# [WHAT THE TASK REQUIRES]
Look through the entries below and say how many lines contain the string "title". Give the number only.

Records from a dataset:
-*-
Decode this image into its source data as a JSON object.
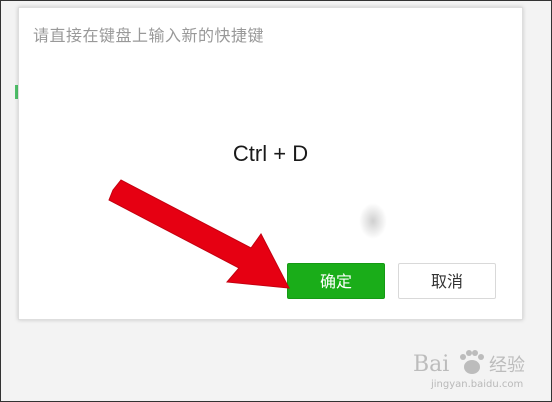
{
  "dialog": {
    "instruction": "请直接在键盘上输入新的快捷键",
    "shortcut": "Ctrl + D",
    "ok_label": "确定",
    "cancel_label": "取消"
  },
  "watermark": {
    "text": "Baidu 经验",
    "url": "jingyan.baidu.com"
  },
  "colors": {
    "ok_button": "#1aad19",
    "arrow": "#e60012"
  },
  "icons": {
    "arrow": "red-arrow-icon",
    "cursor": "mouse-cursor-icon",
    "logo": "baidu-paw-icon"
  }
}
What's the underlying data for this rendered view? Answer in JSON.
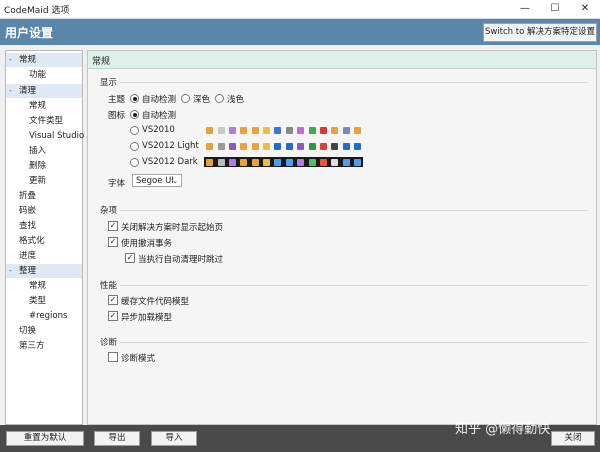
{
  "window": {
    "title": "CodeMaid 选项",
    "minimize": "—",
    "maximize": "☐",
    "close": "✕"
  },
  "header": {
    "title": "用户设置",
    "switch_label": "Switch to 解决方案特定设置"
  },
  "sidebar": {
    "items": [
      {
        "label": "常规",
        "exp": "-"
      },
      {
        "label": "功能"
      },
      {
        "label": "清理",
        "exp": "-"
      },
      {
        "label": "常规"
      },
      {
        "label": "文件类型"
      },
      {
        "label": "Visual Studio"
      },
      {
        "label": "插入"
      },
      {
        "label": "删除"
      },
      {
        "label": "更新"
      },
      {
        "label": "折叠"
      },
      {
        "label": "码嵌"
      },
      {
        "label": "查找"
      },
      {
        "label": "格式化"
      },
      {
        "label": "进度"
      },
      {
        "label": "整理",
        "exp": "-"
      },
      {
        "label": "常规"
      },
      {
        "label": "类型"
      },
      {
        "label": "#regions"
      },
      {
        "label": "切换"
      },
      {
        "label": "第三方"
      }
    ]
  },
  "panel": {
    "title": "常规",
    "display": {
      "section": "显示",
      "theme_label": "主题",
      "theme_options": [
        "自动检测",
        "深色",
        "浅色"
      ],
      "icon_label": "图标",
      "icon_options": [
        "自动检测",
        "VS2010",
        "VS2012 Light",
        "VS2012 Dark"
      ],
      "font_label": "字体",
      "font_value": "Segoe UI"
    },
    "misc": {
      "section": "杂项",
      "opt1": "关闭解决方案时显示起始页",
      "opt2": "使用撤消事务",
      "opt3": "当执行自动清理时跳过"
    },
    "perf": {
      "section": "性能",
      "opt1": "缓存文件代码模型",
      "opt2": "异步加载模型"
    },
    "diag": {
      "section": "诊断",
      "opt1": "诊断模式"
    }
  },
  "footer": {
    "reset": "重置为默认",
    "export": "导出",
    "import": "导入",
    "close": "关闭"
  },
  "watermark": "知乎 @懒得勤快",
  "colors": {
    "header": "#5a86aa",
    "panel_header": "#ddf0ea",
    "footer": "#4a4a4a"
  }
}
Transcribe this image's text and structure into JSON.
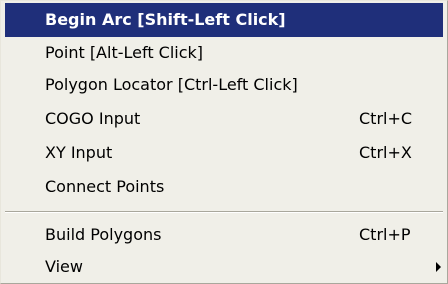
{
  "menu": {
    "items": [
      {
        "label": "Begin Arc [Shift-Left Click]",
        "shortcut": "",
        "selected": true
      },
      {
        "label": "Point  [Alt-Left Click]",
        "shortcut": ""
      },
      {
        "label": "Polygon Locator [Ctrl-Left Click]",
        "shortcut": ""
      },
      {
        "label": "COGO Input",
        "shortcut": "Ctrl+C"
      },
      {
        "label": "XY Input",
        "shortcut": "Ctrl+X"
      },
      {
        "label": "Connect Points",
        "shortcut": ""
      },
      {
        "label": "Build Polygons",
        "shortcut": "Ctrl+P"
      },
      {
        "label": "View",
        "shortcut": "",
        "submenu_icon": "submenu-arrow-icon"
      }
    ]
  },
  "colors": {
    "menu_background": "#f0efe8",
    "highlight": "#1f2f7a",
    "highlight_text": "#ffffff",
    "text": "#000000"
  }
}
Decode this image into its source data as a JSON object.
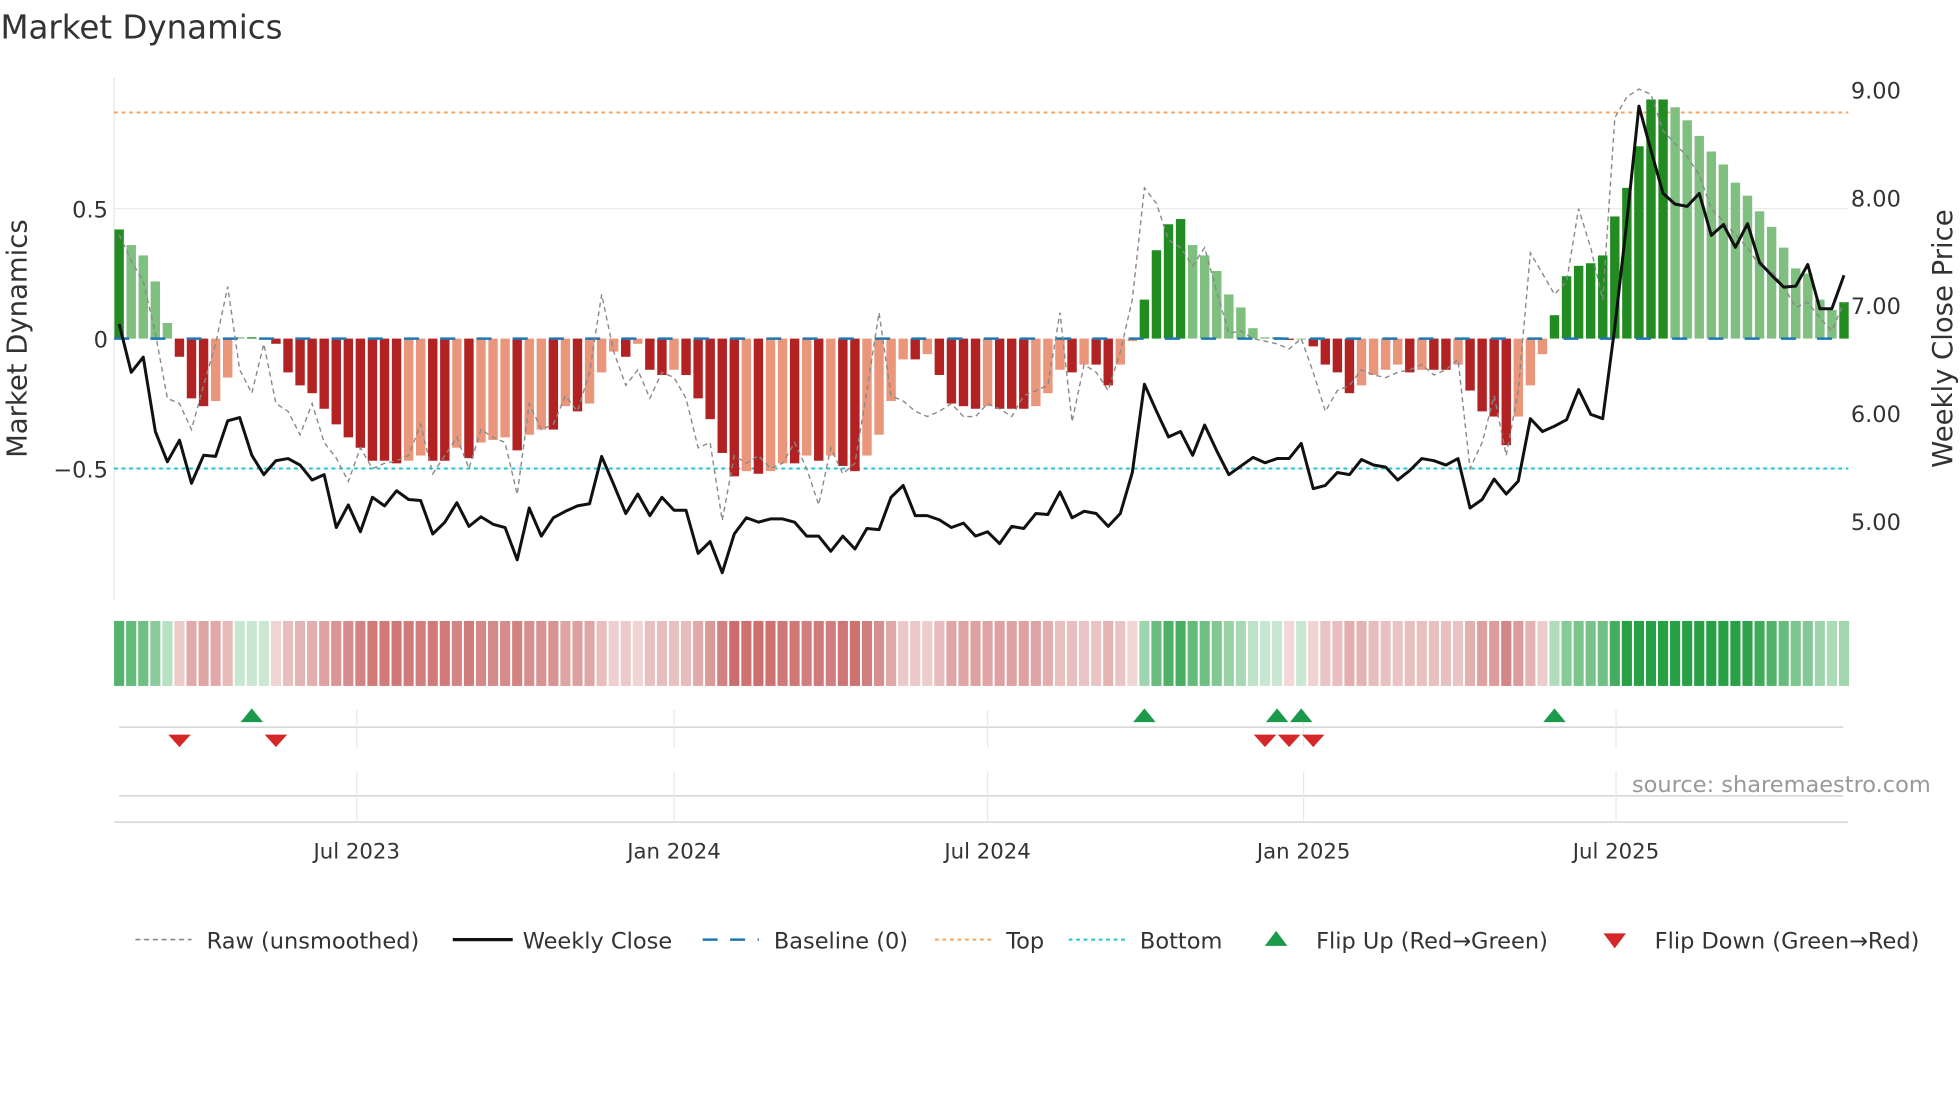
{
  "title": "Market Dynamics",
  "source": "source: sharemaestro.com",
  "colors": {
    "dark_green": "#228b22",
    "light_green": "#7fbf7f",
    "dark_red": "#b22222",
    "light_red": "#e9967a",
    "baseline": "#1f77b4",
    "top": "#f4a460",
    "bottom": "#20c5d0",
    "raw": "#888888",
    "close": "#111111",
    "flip_up": "#1a9a4a",
    "flip_down": "#d62728"
  },
  "chart_data": {
    "type": "bar",
    "title": "Market Dynamics",
    "ylabel": "Market Dynamics",
    "y2label": "Weekly Close Price",
    "ylim": [
      -1.0,
      1.0
    ],
    "y2lim": [
      4.2,
      9.2
    ],
    "yticks": [
      {
        "value": 0.5,
        "label": "0.5"
      },
      {
        "value": 0,
        "label": "0"
      },
      {
        "value": -0.5,
        "label": "−0.5"
      }
    ],
    "y2ticks": [
      {
        "value": 9,
        "label": "9.00"
      },
      {
        "value": 8,
        "label": "8.00"
      },
      {
        "value": 7,
        "label": "7.00"
      },
      {
        "value": 6,
        "label": "6.00"
      },
      {
        "value": 5,
        "label": "5.00"
      }
    ],
    "xticks": [
      {
        "week": 19.7,
        "label": "Jul 2023"
      },
      {
        "week": 46,
        "label": "Jan 2024"
      },
      {
        "week": 72,
        "label": "Jul 2024"
      },
      {
        "week": 98.2,
        "label": "Jan 2025"
      },
      {
        "week": 124.1,
        "label": "Jul 2025"
      }
    ],
    "top_level": 0.87,
    "bottom_level": -0.5,
    "baseline": 0,
    "dynamics": [
      0.42,
      0.36,
      0.32,
      0.22,
      0.06,
      -0.07,
      -0.23,
      -0.26,
      -0.24,
      -0.15,
      0.005,
      0.005,
      0,
      -0.02,
      -0.13,
      -0.18,
      -0.21,
      -0.27,
      -0.33,
      -0.38,
      -0.42,
      -0.47,
      -0.47,
      -0.48,
      -0.47,
      -0.45,
      -0.47,
      -0.47,
      -0.42,
      -0.46,
      -0.4,
      -0.39,
      -0.38,
      -0.43,
      -0.37,
      -0.35,
      -0.35,
      -0.26,
      -0.28,
      -0.25,
      -0.13,
      -0.05,
      -0.07,
      -0.02,
      -0.12,
      -0.14,
      -0.12,
      -0.14,
      -0.23,
      -0.31,
      -0.44,
      -0.53,
      -0.51,
      -0.52,
      -0.51,
      -0.48,
      -0.48,
      -0.45,
      -0.47,
      -0.45,
      -0.49,
      -0.51,
      -0.45,
      -0.37,
      -0.24,
      -0.08,
      -0.08,
      -0.06,
      -0.14,
      -0.25,
      -0.26,
      -0.27,
      -0.26,
      -0.27,
      -0.27,
      -0.27,
      -0.26,
      -0.21,
      -0.12,
      -0.13,
      -0.1,
      -0.1,
      -0.18,
      -0.1,
      -0.01,
      0.15,
      0.34,
      0.44,
      0.46,
      0.36,
      0.32,
      0.26,
      0.17,
      0.12,
      0.04,
      0.005,
      0.005,
      -0.005,
      0,
      -0.03,
      -0.1,
      -0.13,
      -0.21,
      -0.18,
      -0.14,
      -0.12,
      -0.1,
      -0.13,
      -0.12,
      -0.12,
      -0.12,
      -0.1,
      -0.2,
      -0.28,
      -0.3,
      -0.41,
      -0.3,
      -0.18,
      -0.06,
      0.09,
      0.24,
      0.28,
      0.29,
      0.32,
      0.47,
      0.58,
      0.74,
      0.92,
      0.92,
      0.89,
      0.84,
      0.78,
      0.72,
      0.67,
      0.6,
      0.55,
      0.49,
      0.43,
      0.35,
      0.27,
      0.25,
      0.15,
      0.11,
      0.14
    ],
    "raw": [
      0.4,
      0.3,
      0.22,
      0.02,
      -0.23,
      -0.25,
      -0.35,
      -0.18,
      -0.02,
      0.2,
      -0.12,
      -0.21,
      -0.02,
      -0.25,
      -0.28,
      -0.37,
      -0.25,
      -0.4,
      -0.46,
      -0.55,
      -0.42,
      -0.5,
      -0.48,
      -0.47,
      -0.45,
      -0.33,
      -0.52,
      -0.45,
      -0.38,
      -0.5,
      -0.35,
      -0.38,
      -0.4,
      -0.6,
      -0.25,
      -0.35,
      -0.33,
      -0.22,
      -0.28,
      -0.13,
      0.17,
      -0.05,
      -0.18,
      -0.12,
      -0.23,
      -0.13,
      -0.15,
      -0.23,
      -0.42,
      -0.4,
      -0.7,
      -0.45,
      -0.48,
      -0.45,
      -0.5,
      -0.48,
      -0.4,
      -0.5,
      -0.64,
      -0.42,
      -0.52,
      -0.48,
      -0.2,
      0.1,
      -0.22,
      -0.24,
      -0.28,
      -0.3,
      -0.28,
      -0.25,
      -0.3,
      -0.3,
      -0.25,
      -0.27,
      -0.3,
      -0.22,
      -0.2,
      -0.18,
      0.1,
      -0.32,
      -0.1,
      -0.13,
      -0.2,
      -0.05,
      0.15,
      0.58,
      0.52,
      0.38,
      0.35,
      0.28,
      0.35,
      0.18,
      0.02,
      0.03,
      0.0,
      -0.01,
      -0.02,
      -0.04,
      0.0,
      -0.13,
      -0.28,
      -0.2,
      -0.18,
      -0.12,
      -0.14,
      -0.15,
      -0.13,
      -0.12,
      -0.1,
      -0.14,
      -0.12,
      -0.08,
      -0.5,
      -0.4,
      -0.22,
      -0.45,
      -0.2,
      0.33,
      0.25,
      0.17,
      0.22,
      0.5,
      0.35,
      0.15,
      0.85,
      0.93,
      0.96,
      0.94,
      0.8,
      0.75,
      0.7,
      0.63,
      0.5,
      0.45,
      0.4,
      0.35,
      0.28,
      0.26,
      0.2,
      0.12,
      0.14,
      0.08,
      0.03,
      0.14
    ],
    "weekly_close": [
      6.83,
      6.38,
      6.52,
      5.83,
      5.55,
      5.75,
      5.35,
      5.61,
      5.6,
      5.93,
      5.96,
      5.61,
      5.43,
      5.56,
      5.58,
      5.52,
      5.38,
      5.43,
      4.94,
      5.15,
      4.9,
      5.22,
      5.14,
      5.28,
      5.2,
      5.19,
      4.88,
      4.99,
      5.17,
      4.95,
      5.04,
      4.97,
      4.94,
      4.64,
      5.12,
      4.86,
      5.03,
      5.09,
      5.14,
      5.16,
      5.6,
      5.34,
      5.07,
      5.25,
      5.05,
      5.22,
      5.1,
      5.1,
      4.7,
      4.81,
      4.52,
      4.88,
      5.03,
      4.99,
      5.02,
      5.02,
      4.99,
      4.86,
      4.86,
      4.72,
      4.86,
      4.74,
      4.93,
      4.92,
      5.22,
      5.33,
      5.05,
      5.05,
      5.01,
      4.94,
      4.98,
      4.86,
      4.9,
      4.79,
      4.95,
      4.93,
      5.07,
      5.06,
      5.27,
      5.03,
      5.09,
      5.07,
      4.95,
      5.07,
      5.45,
      6.27,
      6.02,
      5.78,
      5.83,
      5.61,
      5.89,
      5.65,
      5.43,
      5.51,
      5.59,
      5.54,
      5.58,
      5.58,
      5.72,
      5.3,
      5.33,
      5.45,
      5.43,
      5.57,
      5.52,
      5.5,
      5.38,
      5.47,
      5.58,
      5.56,
      5.52,
      5.58,
      5.12,
      5.2,
      5.39,
      5.25,
      5.37,
      5.95,
      5.83,
      5.88,
      5.94,
      6.22,
      5.99,
      5.95,
      6.8,
      7.78,
      8.85,
      8.44,
      8.04,
      7.94,
      7.92,
      8.04,
      7.65,
      7.75,
      7.54,
      7.76,
      7.4,
      7.28,
      7.17,
      7.18,
      7.38,
      6.97,
      6.97,
      7.28
    ],
    "flip_up_weeks": [
      11,
      85,
      96,
      98,
      119
    ],
    "flip_down_weeks": [
      5,
      13,
      95,
      97,
      99
    ],
    "legend": [
      {
        "key": "raw",
        "label": "Raw (unsmoothed)"
      },
      {
        "key": "close",
        "label": "Weekly Close"
      },
      {
        "key": "baseline",
        "label": "Baseline (0)"
      },
      {
        "key": "top",
        "label": "Top"
      },
      {
        "key": "bottom",
        "label": "Bottom"
      },
      {
        "key": "flip_up",
        "label": "Flip Up (Red→Green)"
      },
      {
        "key": "flip_down",
        "label": "Flip Down (Green→Red)"
      }
    ],
    "legend_position": "bottom"
  }
}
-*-
# [EXERCISE RESULT]
5